→ **Work to be completed**:
Your answer must be the records below, repeated exactly, with every picture left out.

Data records
○ ○ ○ ○
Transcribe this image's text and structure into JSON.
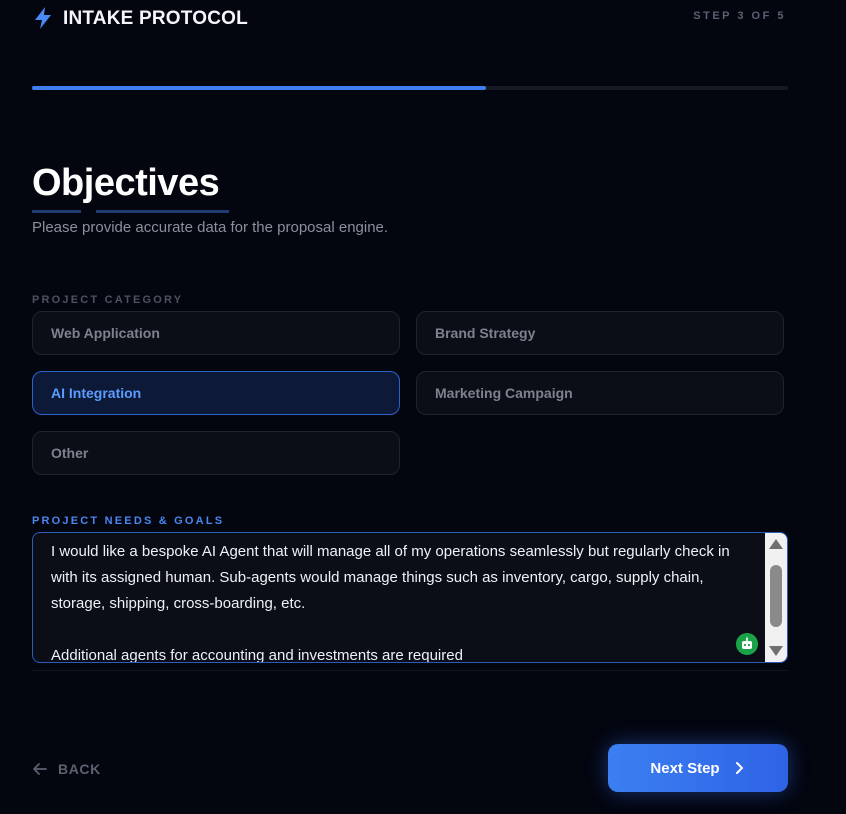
{
  "header": {
    "title": "INTAKE PROTOCOL",
    "step": "STEP 3 OF 5",
    "logo_icon": "lightning-bolt-icon",
    "accent": "#3d7ff0"
  },
  "progress": {
    "current": 3,
    "total": 5,
    "fraction": 0.6
  },
  "main": {
    "title": "Objectives",
    "subtitle": "Please provide accurate data for the proposal engine."
  },
  "category": {
    "label": "PROJECT CATEGORY",
    "selected": "AI Integration",
    "options": [
      "Web Application",
      "Brand Strategy",
      "AI Integration",
      "Marketing Campaign",
      "Other"
    ]
  },
  "needs": {
    "label": "PROJECT NEEDS & GOALS",
    "value": "I would like a bespoke AI Agent that will manage all of my operations seamlessly but regularly check in with its assigned human. Sub-agents would manage things such as inventory, cargo, supply chain, storage, shipping, cross-boarding, etc.\n\nAdditional agents for accounting and investments are required",
    "assist_icon": "robot-icon"
  },
  "footer": {
    "back_label": "BACK",
    "next_label": "Next Step"
  }
}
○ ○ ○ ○
→ **Output for this exercise**:
Transcribe this image's text and structure into JSON.
{
  "header": {
    "title": "INTAKE PROTOCOL",
    "step": "STEP 3 OF 5",
    "logo_icon": "lightning-bolt-icon",
    "accent": "#3d7ff0"
  },
  "progress": {
    "current": 3,
    "total": 5,
    "fraction": 0.6
  },
  "main": {
    "title": "Objectives",
    "subtitle": "Please provide accurate data for the proposal engine."
  },
  "category": {
    "label": "PROJECT CATEGORY",
    "selected": "AI Integration",
    "options": [
      "Web Application",
      "Brand Strategy",
      "AI Integration",
      "Marketing Campaign",
      "Other"
    ]
  },
  "needs": {
    "label": "PROJECT NEEDS & GOALS",
    "value": "I would like a bespoke AI Agent that will manage all of my operations seamlessly but regularly check in with its assigned human. Sub-agents would manage things such as inventory, cargo, supply chain, storage, shipping, cross-boarding, etc.\n\nAdditional agents for accounting and investments are required",
    "assist_icon": "robot-icon"
  },
  "footer": {
    "back_label": "BACK",
    "next_label": "Next Step"
  }
}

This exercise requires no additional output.